Glenn Wilson / Netflix

Last year he was seen overplaying the King in Duke of Guinea (complete with pento pantaloons and a dense French accent) and underplay Ephraim Winslow opposite William Daphne in the Gothic arthouse Horror The Lighthouse. His Devil All-Time blends in with his mannequin Reverend Preston Tigardin, and Pattinson is hard to even figure out who he was – a growing quartet of characters from different, difficult films that he plays with tremendous sensitivity and curiosity. 10 years later, it looks like he has finally begun to bury the heir to Tobelight. So why is he zipping up a batsuit and just entering the big studio franchise again?

Soon there will be a new Bruce Wayne in Matt Reeve’s Dark, based on DC Comics, fan response has already begun – Batman’s first trailer digs out old online comments about Pattinson’s ’emo roots’ (worse by Batman’s new eyeliner). Seemingly like taking on a really interesting character (he does) or finally seeing the opportunity to take one of the franchises with a bigger one, don’t expect Pattinson to make the same mistakes he did at the time. He was changing his pigeon hole for a batcave at the age of 21, but he knows better than anyone how to escape if he wants to.

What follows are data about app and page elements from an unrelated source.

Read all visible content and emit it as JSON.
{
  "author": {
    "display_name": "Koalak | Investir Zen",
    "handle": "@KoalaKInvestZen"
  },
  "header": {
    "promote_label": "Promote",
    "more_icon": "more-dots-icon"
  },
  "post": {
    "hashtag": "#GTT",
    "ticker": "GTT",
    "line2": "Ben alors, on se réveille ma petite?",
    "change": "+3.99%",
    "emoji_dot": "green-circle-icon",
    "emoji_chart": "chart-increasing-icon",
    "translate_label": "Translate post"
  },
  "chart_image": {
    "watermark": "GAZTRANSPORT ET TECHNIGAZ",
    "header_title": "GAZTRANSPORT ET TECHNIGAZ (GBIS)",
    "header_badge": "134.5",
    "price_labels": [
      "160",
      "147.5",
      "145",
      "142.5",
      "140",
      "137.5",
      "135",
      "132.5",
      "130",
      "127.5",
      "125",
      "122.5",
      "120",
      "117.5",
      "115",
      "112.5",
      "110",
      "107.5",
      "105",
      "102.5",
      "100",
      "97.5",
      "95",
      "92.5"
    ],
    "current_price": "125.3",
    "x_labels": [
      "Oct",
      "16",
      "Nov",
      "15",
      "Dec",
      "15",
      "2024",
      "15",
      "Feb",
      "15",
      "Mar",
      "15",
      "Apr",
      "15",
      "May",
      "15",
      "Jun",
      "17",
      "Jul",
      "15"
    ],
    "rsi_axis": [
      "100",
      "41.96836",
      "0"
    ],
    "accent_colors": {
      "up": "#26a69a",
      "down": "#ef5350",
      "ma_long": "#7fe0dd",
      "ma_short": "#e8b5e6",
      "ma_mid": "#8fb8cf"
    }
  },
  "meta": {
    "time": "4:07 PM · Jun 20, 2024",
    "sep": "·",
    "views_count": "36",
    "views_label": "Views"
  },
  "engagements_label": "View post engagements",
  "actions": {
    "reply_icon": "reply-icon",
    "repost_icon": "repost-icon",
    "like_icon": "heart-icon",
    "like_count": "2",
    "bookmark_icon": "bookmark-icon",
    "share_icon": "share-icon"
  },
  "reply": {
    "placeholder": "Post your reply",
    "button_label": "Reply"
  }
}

The Devil All Time arrives on Netflix on Wednesday (September 1) – check out the list of Netflix’s best TV shows and Netflix’s best movies, or see what’s going on with our TV Guide